The LIGITI curriculum was piloted in 10 classes (8 intervention, 2 control), with over 150 participants ranging from ages 6 to 65. The same curriculum was used for all ages, however, activities within the curriculum are labeled [MM] for individuals with mild to moderate disabilities, and [MS] for learners with moderate to severe disabilities. The first lesson in the curriculum engages learners in a multisensory cooking demonstration and food tasting activity which aims to help participants develop a life skill and encourages individuals with sensory processing abnormalities to try new foods. The food tasting activity in this lesson sets the precedent for all food tastings in the curriculum. Throughout the curriculum, the active engagement process is used to provide participants with opportunities to obtain and enhance their cooking skills. This is done by allowing participants the opportunity to actively participate in food preparation activities using adaptive cooking tools in a low-risk environment.
Recipes in the first few lessons are simple 2-3 ingredient recipes such as, Caramelized Broccoli, Tofu Banana Pudding, and Pineapple Frozen Yogurt. These simple recipes build up to the final recipe in lesson 12, which encourages participants to put their knowledge to the test by using adaptive cooking tools and following step-by-step instructions to prepare a Colorful Stir-Fry recipe. Throughout the curriculum, a Taste Test Tool (TTT) was used to measure behaviors such as, willingness to try new food items and willingness to eat the food again. To date, nutrition educators have administered the TTT 28 times, reaching 333 participants. Foods that had not been tasted previously included; beets, pistachios, radishes, tofu, and brussel sprouts. Of the foods that were introduced, 32% of participants reported that they had not previously tried the food, 89% of participants tried the food item on the day it was offered, 58% of participants reported that they were willing to try the food again, and 46% of the participants reported that they would ask for the food again.

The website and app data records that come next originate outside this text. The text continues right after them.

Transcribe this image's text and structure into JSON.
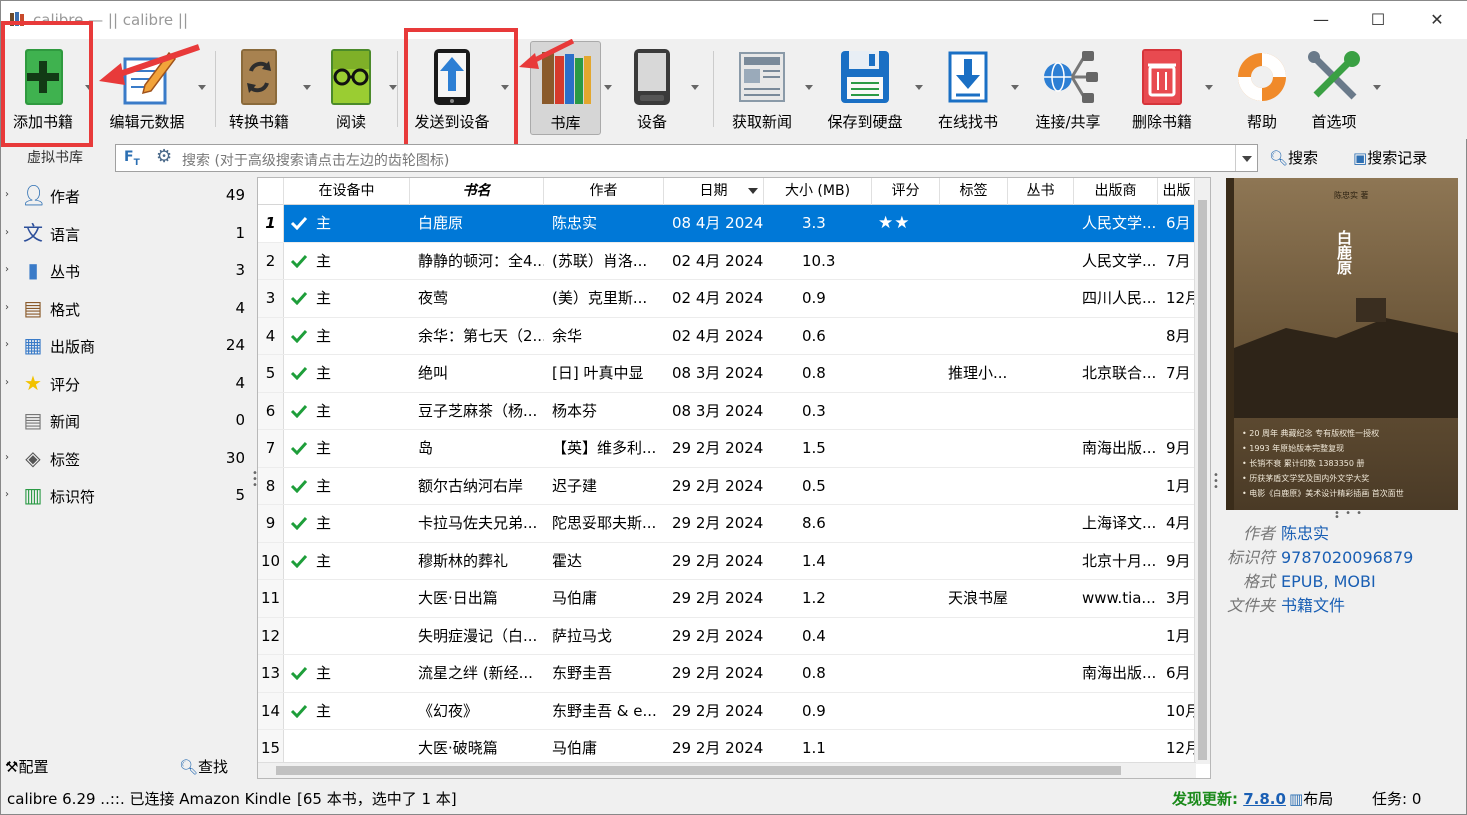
{
  "window": {
    "title": "calibre — || calibre ||",
    "minimize": "—",
    "maximize": "☐",
    "close": "✕"
  },
  "toolbar": {
    "add_books": "添加书籍",
    "edit_metadata": "编辑元数据",
    "convert_books": "转换书籍",
    "view": "阅读",
    "send_to_device": "发送到设备",
    "library": "书库",
    "device": "设备",
    "fetch_news": "获取新闻",
    "save_to_disk": "保存到硬盘",
    "get_books": "在线找书",
    "connect_share": "连接/共享",
    "remove_books": "删除书籍",
    "help": "帮助",
    "preferences": "首选项"
  },
  "search": {
    "virtual_library": "虚拟书库",
    "placeholder": "搜索 (对于高级搜索请点击左边的齿轮图标)",
    "search_button": "搜索",
    "saved_searches_button": "搜索记录"
  },
  "tag_browser": {
    "items": [
      {
        "name": "作者",
        "count": "49",
        "icon": "person-icon",
        "expandable": true
      },
      {
        "name": "语言",
        "count": "1",
        "icon": "language-icon",
        "expandable": true
      },
      {
        "name": "丛书",
        "count": "3",
        "icon": "series-icon",
        "expandable": true
      },
      {
        "name": "格式",
        "count": "4",
        "icon": "format-icon",
        "expandable": true
      },
      {
        "name": "出版商",
        "count": "24",
        "icon": "publisher-icon",
        "expandable": true
      },
      {
        "name": "评分",
        "count": "4",
        "icon": "star-icon",
        "expandable": true
      },
      {
        "name": "新闻",
        "count": "0",
        "icon": "news-icon",
        "expandable": false
      },
      {
        "name": "标签",
        "count": "30",
        "icon": "tag-icon",
        "expandable": true
      },
      {
        "name": "标识符",
        "count": "5",
        "icon": "barcode-icon",
        "expandable": true
      }
    ],
    "configure": "配置",
    "find": "查找"
  },
  "book_list": {
    "columns": [
      "在设备中",
      "书名",
      "作者",
      "日期",
      "大小 (MB)",
      "评分",
      "标签",
      "丛书",
      "出版商",
      "出版"
    ],
    "rows": [
      {
        "n": "1",
        "on_device": "主",
        "checked": true,
        "title": "白鹿原",
        "author": "陈忠实",
        "date": "08 4月 2024",
        "size": "3.3",
        "rating": "★★",
        "tags": "",
        "series": "",
        "publisher": "人民文学...",
        "pub": "6月"
      },
      {
        "n": "2",
        "on_device": "主",
        "checked": true,
        "title": "静静的顿河：全4...",
        "author": "(苏联）肖洛...",
        "date": "02 4月 2024",
        "size": "10.3",
        "rating": "",
        "tags": "",
        "series": "",
        "publisher": "人民文学...",
        "pub": "7月"
      },
      {
        "n": "3",
        "on_device": "主",
        "checked": true,
        "title": "夜莺",
        "author": "(美）克里斯...",
        "date": "02 4月 2024",
        "size": "0.9",
        "rating": "",
        "tags": "",
        "series": "",
        "publisher": "四川人民...",
        "pub": "12月"
      },
      {
        "n": "4",
        "on_device": "主",
        "checked": true,
        "title": "余华：第七天（2...",
        "author": "余华",
        "date": "02 4月 2024",
        "size": "0.6",
        "rating": "",
        "tags": "",
        "series": "",
        "publisher": "",
        "pub": "8月"
      },
      {
        "n": "5",
        "on_device": "主",
        "checked": true,
        "title": "绝叫",
        "author": "[日] 叶真中显",
        "date": "08 3月 2024",
        "size": "0.8",
        "rating": "",
        "tags": "推理小...",
        "series": "",
        "publisher": "北京联合...",
        "pub": "7月"
      },
      {
        "n": "6",
        "on_device": "主",
        "checked": true,
        "title": "豆子芝麻茶（杨...",
        "author": "杨本芬",
        "date": "08 3月 2024",
        "size": "0.3",
        "rating": "",
        "tags": "",
        "series": "",
        "publisher": "",
        "pub": ""
      },
      {
        "n": "7",
        "on_device": "主",
        "checked": true,
        "title": "岛",
        "author": "【英】维多利...",
        "date": "29 2月 2024",
        "size": "1.5",
        "rating": "",
        "tags": "",
        "series": "",
        "publisher": "南海出版...",
        "pub": "9月"
      },
      {
        "n": "8",
        "on_device": "主",
        "checked": true,
        "title": "额尔古纳河右岸",
        "author": "迟子建",
        "date": "29 2月 2024",
        "size": "0.5",
        "rating": "",
        "tags": "",
        "series": "",
        "publisher": "",
        "pub": "1月"
      },
      {
        "n": "9",
        "on_device": "主",
        "checked": true,
        "title": "卡拉马佐夫兄弟...",
        "author": "陀思妥耶夫斯...",
        "date": "29 2月 2024",
        "size": "8.6",
        "rating": "",
        "tags": "",
        "series": "",
        "publisher": "上海译文...",
        "pub": "4月"
      },
      {
        "n": "10",
        "on_device": "主",
        "checked": true,
        "title": "穆斯林的葬礼",
        "author": "霍达",
        "date": "29 2月 2024",
        "size": "1.4",
        "rating": "",
        "tags": "",
        "series": "",
        "publisher": "北京十月...",
        "pub": "9月"
      },
      {
        "n": "11",
        "on_device": "",
        "checked": false,
        "title": "大医·日出篇",
        "author": "马伯庸",
        "date": "29 2月 2024",
        "size": "1.2",
        "rating": "",
        "tags": "天浪书屋",
        "series": "",
        "publisher": "www.tia...",
        "pub": "3月"
      },
      {
        "n": "12",
        "on_device": "",
        "checked": false,
        "title": "失明症漫记（白...",
        "author": "萨拉马戈",
        "date": "29 2月 2024",
        "size": "0.4",
        "rating": "",
        "tags": "",
        "series": "",
        "publisher": "",
        "pub": "1月"
      },
      {
        "n": "13",
        "on_device": "主",
        "checked": true,
        "title": "流星之绊 (新经...",
        "author": "东野圭吾",
        "date": "29 2月 2024",
        "size": "0.8",
        "rating": "",
        "tags": "",
        "series": "",
        "publisher": "南海出版...",
        "pub": "6月"
      },
      {
        "n": "14",
        "on_device": "主",
        "checked": true,
        "title": "《幻夜》",
        "author": "东野圭吾 & e...",
        "date": "29 2月 2024",
        "size": "0.9",
        "rating": "",
        "tags": "",
        "series": "",
        "publisher": "",
        "pub": "10月"
      },
      {
        "n": "15",
        "on_device": "",
        "checked": false,
        "title": "大医·破晓篇",
        "author": "马伯庸",
        "date": "29 2月 2024",
        "size": "1.1",
        "rating": "",
        "tags": "",
        "series": "",
        "publisher": "",
        "pub": "12月"
      }
    ]
  },
  "cover": {
    "author_small": "陈忠实 著",
    "title_vertical": "白鹿原",
    "lines": [
      "• 20 周年 典藏纪念 专有版权惟一授权",
      "• 1993 年原始版本完整复现",
      "• 长销不衰 累计印数 1383350 册",
      "• 历获茅盾文学奖及国内外文学大奖",
      "• 电影《白鹿原》美术设计精彩插画 首次面世"
    ]
  },
  "details": {
    "author_label": "作者",
    "author_value": "陈忠实",
    "ids_label": "标识符",
    "ids_value": "9787020096879",
    "formats_label": "格式",
    "formats_value": "EPUB, MOBI",
    "path_label": "文件夹",
    "path_value": "书籍文件"
  },
  "status": {
    "left": "calibre 6.29 ..::. 已连接 Amazon Kindle",
    "count": "[65 本书，选中了 1 本]",
    "update_prefix": "发现更新:",
    "update_version": "7.8.0",
    "layout": "布局",
    "jobs": "任务:  0"
  },
  "colors": {
    "accent": "#0078d7",
    "annotation_red": "#e83a3a",
    "check_green": "#1e9e3a",
    "link_blue": "#1a5fb4"
  }
}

In addition to increased willingness to try new foods, preliminary study results from the pilot demonstrated that participants in the intervention group experienced significant increases in knowledge, improvements in weight status, and an increased ability to identify healthy food items. Furthermore, 100% of the teachers (n=8) that participated in the pilot reported that their students are more willing to try new foods and can now identify healthy food choices.
“The UC CalFresh LIGITI Nutrition class was an awesome experience. I loved watching my son and others learn so much about nutrition. He tried many new foods, even learned how to cook them. He learned all about healthy food choices, the MyPlate and used a knife for his first time.” -Adriene Maloney (Mother of a 6-year-old participant with Autism Spectrum Disorder)
Materials for the implementation of LIGITI were acquired through the UC CalFresh Nutrition Education Program, a Supplemental Nutrition Assistance Program (SNAP-Ed) funded agency, and the I Can Do It program. I Can Do It (ICDI) is a customizable and inclusive health promotion model aimed at transforming the lives of individuals with a disability. ICDI is centered on Mentor-Mentee relationships and weekly health-related goals. In ICDI programs around the country, ICDI Mentors (aged 16+) and ICDI Mentees (participants with a disability aged five+) meet weekly to engage in physical activity, learn and practice healthy eating behaviors, and set health-related goals. Gardening materials included a large Vegepod with a trolley stand, soil, seeds and seedlings. During the initial pilot of the curriculum, the piloting agency was looking for ways to ensure accessible gardening for individuals with disabilities and the Vegepod was discovered at a local Co-op. Vegepods can be purchased with trolley stands, which allows gardeners to easily move the raised garden bed for reasons such as, increasing sunlight or increasing accessibility for individuals with limited mobility. Not only are Vegepods easy to manage, they are also accessible, which helps create an inclusive gardening experience for all individuals, including those with wheelchairs.
This article first appeared in Nutrition News in the Butte Cluster.